Column: Is Trump the worst president ever? He’s got some competition
It seems obvious that Donald Trump is the worst president in my lifetime.
I briefly considered the possibility that he was less awful than Richard Nixon, who resigned in disgrace in 1974. But at least Nixon created the Environmental Protection Agency and signed the Endangered Species Act when he wasn’t covering up the Watergate burglary or calling for tax audits on his political enemies. So in the end, in my view, there’s no contest.
But that raised a further question: Is Trump the worst president in all of U.S. history?
Now that’s a hard one. The presidents widely deemed the worst prior to Trump entering the competition included James Buchanan, who in the late 1850s pursued extreme pro-slavery positions; Warren Harding, who ran an incompetent administration in the 1920s and presided over the Teapot Dome scandal; Andrew Johnson, who undermined reconstruction after the Civil War; and Franklin Pierce, who in the 1850s was a “servile tool of men worse than himself ... ever ready to do any work the slavery leaders set him,” in the words of Theodore Roosevelt.
And there are nearly four dozen presidents in all, serving over the course of more than two centuries.
I quickly realized I was in over my head trying to determine who was worst among them. Is a corrupt president worse than a incompetent president? Is it worse to separate children from their parents at the border or to allow fugitive slaves to be caught and delivered back to their owners? Is killing thousands of Native Americans worse than denying the existential dangers of climate change? Do the 12 presidents who owned slaves belong automatically at the bottom of the list, regardless of their other achievements or the times in which they lived?
Stymied by these complications, I started calling historians.
Of course, there was some hemming and hawing, as they offered caveats of the sort serious experts routinely give before being asked to do silly exercises by journalists. They noted that the passions of the day have to cool before a definitive judgment can be made, and that new information and documents that transform our understanding of a presidency often become available only after 25 or 30 years.
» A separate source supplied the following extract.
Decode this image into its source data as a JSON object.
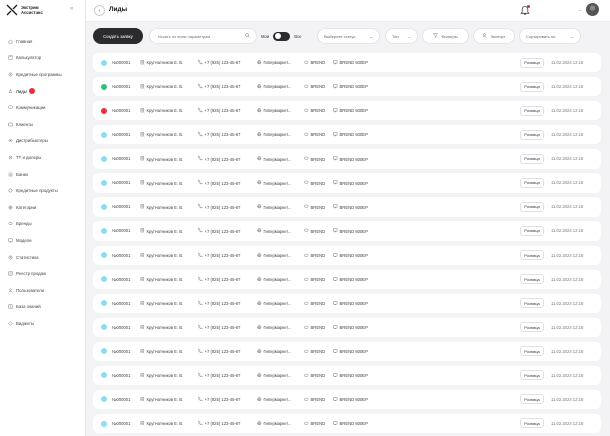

We don’t even know yet whether this president will win a second term, which could reshape his reputation, for better or worse.
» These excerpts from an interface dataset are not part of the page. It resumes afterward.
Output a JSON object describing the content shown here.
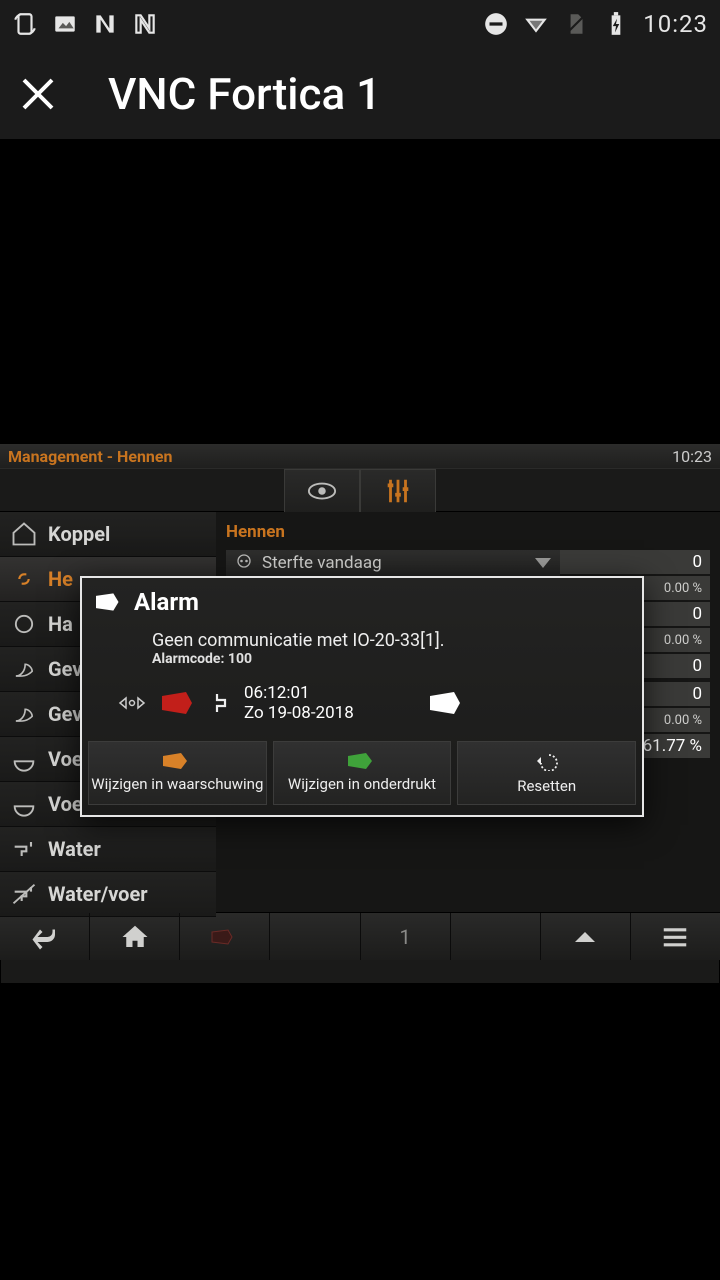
{
  "status_bar": {
    "clock": "10:23"
  },
  "app": {
    "title": "VNC Fortica 1"
  },
  "vnc_header": {
    "breadcrumb": "Management - Hennen",
    "time": "10:23"
  },
  "sidebar": {
    "items": [
      {
        "label": "Koppel"
      },
      {
        "label": "He"
      },
      {
        "label": "Ha"
      },
      {
        "label": "Gev"
      },
      {
        "label": "Gev"
      },
      {
        "label": "Voe"
      },
      {
        "label": "Voe"
      },
      {
        "label": "Water"
      },
      {
        "label": "Water/voer"
      }
    ]
  },
  "content": {
    "title": "Hennen",
    "rows": [
      {
        "label": "Sterfte vandaag",
        "value": "0",
        "sub": "0.00 %"
      },
      {
        "label": "",
        "value": "0",
        "sub": "0.00 %"
      },
      {
        "label": "",
        "value": "0"
      },
      {
        "label": "",
        "value": "0",
        "sub": "0.00 %"
      },
      {
        "label": "",
        "value": "61.77 %"
      }
    ]
  },
  "alarm": {
    "title": "Alarm",
    "message": "Geen communicatie met IO-20-33[1].",
    "code_label": "Alarmcode: 100",
    "time": "06:12:01",
    "date": "Zo 19-08-2018",
    "buttons": {
      "warn": "Wijzigen in waarschuwing",
      "suppress": "Wijzigen in onderdrukt",
      "reset": "Resetten"
    }
  },
  "bottom_nav": {
    "page": "1"
  }
}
But once those caveats were out of the way, the historians lit into Trump.
“Donald Trump, if he loses this election, will go down as one of the worst presidents in history because of his failure to unite the country, his abysmal handling of COVID and his xenophobic and racist tweets,” said Douglas Brinkley, a history professor at Rice University. “He’ll be remembered for leaving the country worse off than he found it. He’ll be down at the very bottom of the rankings hanging out with James Buchanan and Franklin Pierce.”
Jonathan Alter, a historian and journalist who just published “His Very Best,” a biography of Jimmy Carter, was equally withering.
“If you want to ask who was the most racist, then, fine, it’ll be one of the slaveholder presidents,” Alter said. “But who did the most damage to our ideals and values? It’s Trump.”
Neither Alter nor Brinkley would say that Trump was the worst ever by all measures. But down near the bottom? Oh yeah. Robert Dallek, a historian and presidential biographer, agreed.
“This guy has been so extreme and shows such little understanding of the job or the country that we can begin to judge him now,” Dallek said. “He is certainly the worst president since Warren G. Harding, who served from 1921 to 1923. Whether he’s the worst or next-to-the-worst in history — that’ll be the argument among historians in the future. Is he as poor a president as James Buchanan was? I don’t know, but I don’t think he rises much above that.”
The historians noted that presidential reputations can fluctuate over time.
For instance, Harry Truman and Dwight Eisenhower have gone up significantly in historians’ esteem in recent years thanks to newly released information and new biographies.
Andrew Jackson, once viewed as a populist who fought for ordinary Americans against the privileged, has moved in the other direction, and is now more identified by many people as a slave owner and killer of Native Americans. (Obama moved to replace him on the $20 bill with Harriet Tubman; Trump has postponed that.)
But the reputations of the greatest presidents remain mostly constant. They include George Washington, who peacefully transferred power to his successor, setting the U.S. on the road to democracy; Abraham Lincoln, who ended slavery and led the country through the Civil War; and Franklin Delano Roosevelt, whose New Deal pulled the U.S. out of the Great Depression and who guided the country through World War II.
Historian Doris Kearns Goodwin has written that the presidents who have fared best in times of turbulence shared certain qualities. Among them are empathy, humility, resilience, willingness to acknowledge error and self-reflection.
Those, it goes almost without saying, are not qualities generally associated with our current president. That may be why — despite his repeated hints that he’d like to see his own face carved onto Mt. Rushmore —Trump is unlikely to knock any of the greats out of the pantheon.
Sadly, Trump seems destined to spend posterity in the company of Buchanan, Pierce and Andrew Johnson, rather than on a mountaintop with Washington and Lincoln.
A cure for the common opinion
Get thought-provoking perspectives with our weekly newsletter.
You may occasionally receive promotional content from the Los Angeles Times.